Exercise:
Return all the lines below, exactly as they read.

....................

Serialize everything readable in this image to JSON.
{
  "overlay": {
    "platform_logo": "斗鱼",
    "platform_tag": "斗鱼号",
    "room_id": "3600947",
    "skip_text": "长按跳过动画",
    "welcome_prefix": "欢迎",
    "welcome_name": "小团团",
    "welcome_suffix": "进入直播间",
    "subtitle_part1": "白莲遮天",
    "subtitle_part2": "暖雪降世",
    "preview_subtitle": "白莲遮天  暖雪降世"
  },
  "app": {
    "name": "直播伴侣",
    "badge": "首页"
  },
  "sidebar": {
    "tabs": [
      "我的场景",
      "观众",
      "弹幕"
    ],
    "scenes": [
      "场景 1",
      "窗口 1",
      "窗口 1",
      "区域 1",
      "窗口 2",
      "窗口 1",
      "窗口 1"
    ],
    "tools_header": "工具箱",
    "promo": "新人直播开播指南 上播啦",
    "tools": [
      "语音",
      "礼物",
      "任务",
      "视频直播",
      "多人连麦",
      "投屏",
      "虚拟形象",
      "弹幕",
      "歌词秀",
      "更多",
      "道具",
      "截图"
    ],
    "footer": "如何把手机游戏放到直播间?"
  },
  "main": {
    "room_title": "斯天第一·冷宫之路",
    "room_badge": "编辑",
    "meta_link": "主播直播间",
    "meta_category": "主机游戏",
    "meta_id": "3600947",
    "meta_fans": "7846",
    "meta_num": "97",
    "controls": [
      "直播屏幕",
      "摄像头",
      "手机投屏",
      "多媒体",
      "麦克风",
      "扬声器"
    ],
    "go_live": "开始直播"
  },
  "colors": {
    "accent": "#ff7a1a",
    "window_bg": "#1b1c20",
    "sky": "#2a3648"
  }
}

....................

Reply to the exercise:
Serialize everything readable in this image to JSON.
{
  "overlay": {
    "platform_logo": "斗鱼",
    "platform_tag": "斗鱼号",
    "room_id": "3600947",
    "skip_text": "长按跳过动画",
    "welcome_prefix": "欢迎",
    "welcome_name": "小团团",
    "welcome_suffix": "进入直播间",
    "subtitle_part1": "白莲遮天",
    "subtitle_part2": "暖雪降世",
    "preview_subtitle": "白莲遮天  暖雪降世"
  },
  "app": {
    "name": "直播伴侣",
    "badge": "首页"
  },
  "sidebar": {
    "tabs": [
      "我的场景",
      "观众",
      "弹幕"
    ],
    "scenes": [
      "场景 1",
      "窗口 1",
      "窗口 1",
      "区域 1",
      "窗口 2",
      "窗口 1",
      "窗口 1"
    ],
    "tools_header": "工具箱",
    "promo": "新人直播开播指南 上播啦",
    "tools": [
      "语音",
      "礼物",
      "任务",
      "视频直播",
      "多人连麦",
      "投屏",
      "虚拟形象",
      "弹幕",
      "歌词秀",
      "更多",
      "道具",
      "截图"
    ],
    "footer": "如何把手机游戏放到直播间?"
  },
  "main": {
    "room_title": "斯天第一·冷宫之路",
    "room_badge": "编辑",
    "meta_link": "主播直播间",
    "meta_category": "主机游戏",
    "meta_id": "3600947",
    "meta_fans": "7846",
    "meta_num": "97",
    "controls": [
      "直播屏幕",
      "摄像头",
      "手机投屏",
      "多媒体",
      "麦克风",
      "扬声器"
    ],
    "go_live": "开始直播"
  },
  "colors": {
    "accent": "#ff7a1a",
    "window_bg": "#1b1c20",
    "sky": "#2a3648"
  }
}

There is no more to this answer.